- Andrew Farrand
While little is certain in this turbulent period, Algerian officials appear confident that the current geopolitical dynamics roiling Europe will benefit their fiscal situation, and thus their capacity to maintain strict control at home. The regime's stability has been in question of late. In 2019, Algerians protested en masse against increasingly flagrant corruption, shoddy public service delivery and the long-entrenched elites' staunch refusal to enact reforms or share power. Thanks to the pandemic and a severe crackdown that has seen hundreds of activists, journalists and civic leaders unjustly imprisoned, the protest movement, known as the Hirak, ceased street demonstrations last year. The popular frustrations that sparked it, however, remain.
In contrast to their short-term optimism, many of the dynamics unleashed by Russia's invasion of Ukraine may well weaken, not reinforce, the position of Algeria's ruling elites in the medium and long term. Despite newfound demand for energy supplies in Europe, Algeria's capacity to expand energy production is constrained by a legacy of underinvestment and mismanagement in the oil and gas sector. In January, officials announced a set of multiyear investments in energy infrastructure and extraction, but their impact won't be felt for years. One pillar of the government's efforts to expand domestic production is likely to be shale fracking, which sparked major protests when attempted previously in 2015 and 2020, forcing authorities to shelve the projects. Expect local communities concerned about water supplies, which are already threatened by drought and desertification, to mobilize against fracking projects again.
Even if Algeria does manage to expand its energy production, there is no guarantee that exports will increase apace, as the country is obliged first to satisfy domestic demand, which has surged in recent years and will likely grow further. Government plans to satisfy some domestic demand through renewable energy are in their infancy and advancing slowly. More importantly, the continued focus on energy exports at the expense of other sectors will only further entrench Algeria's dangerous overreliance on hydrocarbons, leaving it vulnerable to future market swings and ill-placed to overcome other shocks, whether political, climate-induced or otherwise.

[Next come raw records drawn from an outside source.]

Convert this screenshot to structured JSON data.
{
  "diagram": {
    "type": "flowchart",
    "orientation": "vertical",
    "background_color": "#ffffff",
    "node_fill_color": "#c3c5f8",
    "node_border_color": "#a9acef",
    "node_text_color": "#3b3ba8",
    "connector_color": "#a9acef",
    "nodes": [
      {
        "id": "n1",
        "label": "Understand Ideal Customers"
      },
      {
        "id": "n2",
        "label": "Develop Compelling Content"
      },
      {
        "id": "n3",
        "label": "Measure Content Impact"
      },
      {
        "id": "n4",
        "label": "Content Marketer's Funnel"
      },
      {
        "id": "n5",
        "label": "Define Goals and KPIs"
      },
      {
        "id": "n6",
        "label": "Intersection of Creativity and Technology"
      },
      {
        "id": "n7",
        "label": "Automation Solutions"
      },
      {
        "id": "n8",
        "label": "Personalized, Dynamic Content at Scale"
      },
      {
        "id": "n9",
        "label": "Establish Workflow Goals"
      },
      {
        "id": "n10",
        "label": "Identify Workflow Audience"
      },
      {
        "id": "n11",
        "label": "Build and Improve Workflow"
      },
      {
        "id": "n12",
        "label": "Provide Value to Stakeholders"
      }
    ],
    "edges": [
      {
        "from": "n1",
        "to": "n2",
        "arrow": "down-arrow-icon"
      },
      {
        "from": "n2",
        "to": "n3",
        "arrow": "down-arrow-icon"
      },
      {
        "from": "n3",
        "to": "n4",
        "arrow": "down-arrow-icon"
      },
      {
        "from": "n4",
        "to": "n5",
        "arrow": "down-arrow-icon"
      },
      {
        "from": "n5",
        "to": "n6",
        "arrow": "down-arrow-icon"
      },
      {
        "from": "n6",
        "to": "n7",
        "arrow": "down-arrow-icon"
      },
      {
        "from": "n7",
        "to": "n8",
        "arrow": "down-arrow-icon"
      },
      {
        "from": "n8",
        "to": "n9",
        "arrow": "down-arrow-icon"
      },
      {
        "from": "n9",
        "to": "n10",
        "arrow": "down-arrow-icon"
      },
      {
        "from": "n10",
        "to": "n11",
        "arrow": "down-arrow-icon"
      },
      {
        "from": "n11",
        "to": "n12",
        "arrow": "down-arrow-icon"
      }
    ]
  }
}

Finally, the authorities in Algiers may believe that Europe's increasing dependence on Algerian oil and gas will reduce external pressure to both diversify Algeria's economy and respect human rights. But the Ukraine crisis has already prompted major policy shifts in Europe and will likely trigger more still. In the energy sector, a redoubled campaign to embrace renewable energy across Europe and reduce reliance on authoritarian regimes like Russia's looks likely. The European Union may well conclude that appeasing illiberal governments is no longer worth the price in any sector, and adopt a less transactional, more principled approach to its foreign policy. Such a shift would surely complicate relations with Algeria's rulers, sensitive as they are to perceived affronts to their sovereignty. But it might just herald a new chapter in relations between Algerians and the wider world.